Chowly CEO Sterling Douglass provided some shock value when he suggested there could be 100,000 or so virtual brands operating on third-party apps. That was in August 2020, and the movement has hardly slowed.
Uber Eats recently estimated the number on its platform tripled last year to north of 10,000. According to the aggregator, 15 percent of restaurants operated one pre-COVID. It soared to 51 percent by 2021.
In July, on a Euromonitor virtual webinar presented by the company’s Global Food and Beverage Lead Michael Schaefer, the company said ghost kitchens alone might lead to a $1 trillion global opportunity by 2030. Cheaper, faster, and more reliable delivery could enable the sector to grab 50 percent of drive-thru service (good for $75 billion), half of takeaway ($250 billion), 35 percent of ready meals ($40 billion), 30 percent of packaged cooking ingredients ($100 billion), 25 percent of dine-in ($450 billion), and 15 percent of packaged snacks ($125 billion).
Nobody can say for sure what the overall virtual tally looks like today, only that the pandemic cracked open the floodgates. It’s created a segment with sub-segments. Host kitchens, like Franklin Junction. Ghost kitchen facilities, such as Kitchen United. The rapidly scaling platform of REEF. C3. Kitopi. Currently, you have restaurant chains with scale rebranding corners of their menu as entirely different concepts to get in front of third-party audiences (like Chili’s and It’s Just Wings). And then you have brands engaging with macro-partners to host concepts as a delivery-only model. Think Nathan’s and its more than 250-unit digital footprint that’s allowed it to meet demand through a network of multiple providers. Or how some, including Wow Bao, are enabling everyone from independents to brands with extra kitchen space to add their product as an incremental revenue source.
And while there are established concepts playing in this space, there are also virtual incubators like Robert Earl’s Virtual Dining Concepts, the home to a bevy of celebrity-driven brands, including MrBeast, and Alex Canter’s Nextbite, which spawned (among many other concepts) HotBox by Wiz.
All told, there’s a relatively stark divide forming between “opportunistic” concepts emerging out of third-party delivery’s COVID rise, and those looking to use virtual networks to spread established brands. Which path has more lasting power? What are the benefits and pitfalls of each? And are we headed for a shakeout where the strong will survive?

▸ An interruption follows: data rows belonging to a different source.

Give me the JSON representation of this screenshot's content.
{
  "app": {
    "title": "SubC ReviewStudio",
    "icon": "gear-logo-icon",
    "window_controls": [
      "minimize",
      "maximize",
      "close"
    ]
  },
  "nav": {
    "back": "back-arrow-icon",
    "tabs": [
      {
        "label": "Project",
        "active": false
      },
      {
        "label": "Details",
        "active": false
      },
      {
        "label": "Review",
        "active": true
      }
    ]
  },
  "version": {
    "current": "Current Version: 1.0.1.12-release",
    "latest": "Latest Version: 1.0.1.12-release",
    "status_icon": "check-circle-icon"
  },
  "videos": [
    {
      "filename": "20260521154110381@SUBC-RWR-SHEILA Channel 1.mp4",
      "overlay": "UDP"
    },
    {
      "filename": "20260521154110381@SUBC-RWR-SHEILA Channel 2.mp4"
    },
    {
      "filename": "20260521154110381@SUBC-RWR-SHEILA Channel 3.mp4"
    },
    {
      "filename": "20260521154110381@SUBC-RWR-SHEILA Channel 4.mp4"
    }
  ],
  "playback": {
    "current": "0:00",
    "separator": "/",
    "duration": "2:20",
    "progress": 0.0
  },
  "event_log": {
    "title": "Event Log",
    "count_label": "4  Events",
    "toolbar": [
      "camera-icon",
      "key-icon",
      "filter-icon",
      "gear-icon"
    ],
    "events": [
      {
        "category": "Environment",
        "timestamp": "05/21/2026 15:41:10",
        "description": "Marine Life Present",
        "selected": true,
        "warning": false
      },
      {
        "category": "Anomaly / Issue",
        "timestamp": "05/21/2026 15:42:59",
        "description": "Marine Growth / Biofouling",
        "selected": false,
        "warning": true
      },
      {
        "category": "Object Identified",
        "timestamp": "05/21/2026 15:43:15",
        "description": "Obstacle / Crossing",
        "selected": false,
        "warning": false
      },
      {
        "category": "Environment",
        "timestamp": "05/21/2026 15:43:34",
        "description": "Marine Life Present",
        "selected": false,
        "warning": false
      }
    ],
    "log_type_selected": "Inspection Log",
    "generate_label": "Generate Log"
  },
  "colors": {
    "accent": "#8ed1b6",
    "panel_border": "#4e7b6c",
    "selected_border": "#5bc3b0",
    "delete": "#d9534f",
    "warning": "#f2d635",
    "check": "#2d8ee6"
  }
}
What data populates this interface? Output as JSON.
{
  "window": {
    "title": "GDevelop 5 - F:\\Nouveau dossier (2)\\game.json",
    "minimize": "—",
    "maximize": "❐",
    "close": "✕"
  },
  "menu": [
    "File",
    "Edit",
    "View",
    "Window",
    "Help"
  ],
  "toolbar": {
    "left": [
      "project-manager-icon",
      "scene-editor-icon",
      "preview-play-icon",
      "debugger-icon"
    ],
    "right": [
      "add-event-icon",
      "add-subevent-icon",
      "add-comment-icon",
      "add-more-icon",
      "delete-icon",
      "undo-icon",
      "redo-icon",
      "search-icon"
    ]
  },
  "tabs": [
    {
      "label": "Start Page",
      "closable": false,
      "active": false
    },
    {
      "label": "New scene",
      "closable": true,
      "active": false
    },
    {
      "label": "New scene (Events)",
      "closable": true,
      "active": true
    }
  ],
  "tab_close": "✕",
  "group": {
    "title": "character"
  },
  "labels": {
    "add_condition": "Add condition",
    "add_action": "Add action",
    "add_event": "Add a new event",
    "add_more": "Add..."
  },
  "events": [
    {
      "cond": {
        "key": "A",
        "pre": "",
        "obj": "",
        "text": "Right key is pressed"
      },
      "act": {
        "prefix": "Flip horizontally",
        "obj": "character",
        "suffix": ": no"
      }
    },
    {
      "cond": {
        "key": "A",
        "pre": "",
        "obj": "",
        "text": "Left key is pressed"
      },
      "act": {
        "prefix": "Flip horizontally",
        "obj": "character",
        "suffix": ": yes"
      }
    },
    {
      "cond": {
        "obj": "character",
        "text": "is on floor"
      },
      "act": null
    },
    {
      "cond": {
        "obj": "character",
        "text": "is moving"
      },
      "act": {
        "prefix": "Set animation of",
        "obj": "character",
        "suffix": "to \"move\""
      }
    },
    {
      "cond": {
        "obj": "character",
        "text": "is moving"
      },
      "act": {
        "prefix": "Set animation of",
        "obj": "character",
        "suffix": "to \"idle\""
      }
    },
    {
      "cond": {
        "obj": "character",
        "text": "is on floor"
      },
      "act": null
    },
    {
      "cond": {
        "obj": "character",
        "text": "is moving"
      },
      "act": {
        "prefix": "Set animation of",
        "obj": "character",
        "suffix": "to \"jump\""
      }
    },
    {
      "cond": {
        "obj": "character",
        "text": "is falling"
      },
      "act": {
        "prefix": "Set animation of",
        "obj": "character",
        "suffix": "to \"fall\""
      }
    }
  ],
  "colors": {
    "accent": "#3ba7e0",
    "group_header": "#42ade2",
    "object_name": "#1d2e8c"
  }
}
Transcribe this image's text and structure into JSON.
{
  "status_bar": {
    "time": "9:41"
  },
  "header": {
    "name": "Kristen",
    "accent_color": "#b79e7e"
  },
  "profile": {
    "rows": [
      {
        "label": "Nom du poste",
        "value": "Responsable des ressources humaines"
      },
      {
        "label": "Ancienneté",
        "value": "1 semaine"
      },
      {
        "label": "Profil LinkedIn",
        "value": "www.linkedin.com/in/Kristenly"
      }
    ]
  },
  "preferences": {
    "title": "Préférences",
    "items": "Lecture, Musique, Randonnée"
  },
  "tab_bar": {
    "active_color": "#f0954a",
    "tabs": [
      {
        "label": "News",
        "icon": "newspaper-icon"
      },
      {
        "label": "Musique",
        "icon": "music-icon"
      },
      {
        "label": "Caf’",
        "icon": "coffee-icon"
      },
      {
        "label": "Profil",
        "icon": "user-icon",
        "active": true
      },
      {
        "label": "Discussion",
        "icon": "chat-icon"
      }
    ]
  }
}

Those are questions surrounding the “virtual wars” as brands continue to recover from the pandemic.
Smokey Bones has been among the most successful chains in the space, adding virtual operations inside 61 locations across 16 states. The company’s “The Wing Experience” relaunched with 50 flavors in November. It features dedicated packaging, new boneless wings, a dedicated online ordering and delivery platform, and a category-leading diverse lineup. Smokey Bones’ virtual burger concept, The Burger Experience, also revamped its menu in April.
“The pandemic has changed the way customers interact with restaurants with guests now increasingly relying on curbside, carryout, delivery, and third-party delivery apps,” CEO James O’Reilly said. “We believe many of these changes are going to be permanent and now is the time for us to innovate and invest.”
O’Reilly will join Food News Media Editorial Director Danny Klein for a candid chat on the state of virtual brands on October 15—how to build one successfully, where the sector goes from here, are there too many concepts, and, simply, how can you stand out in a crowded field?
We’ll take questions and sort through the noise of one of the hottest movements in foodservice right now.
Sign up to join the free webinar here and reserve your spot. We hope you join us! If you have any questions, please email Danny at firstname.lastname@example.org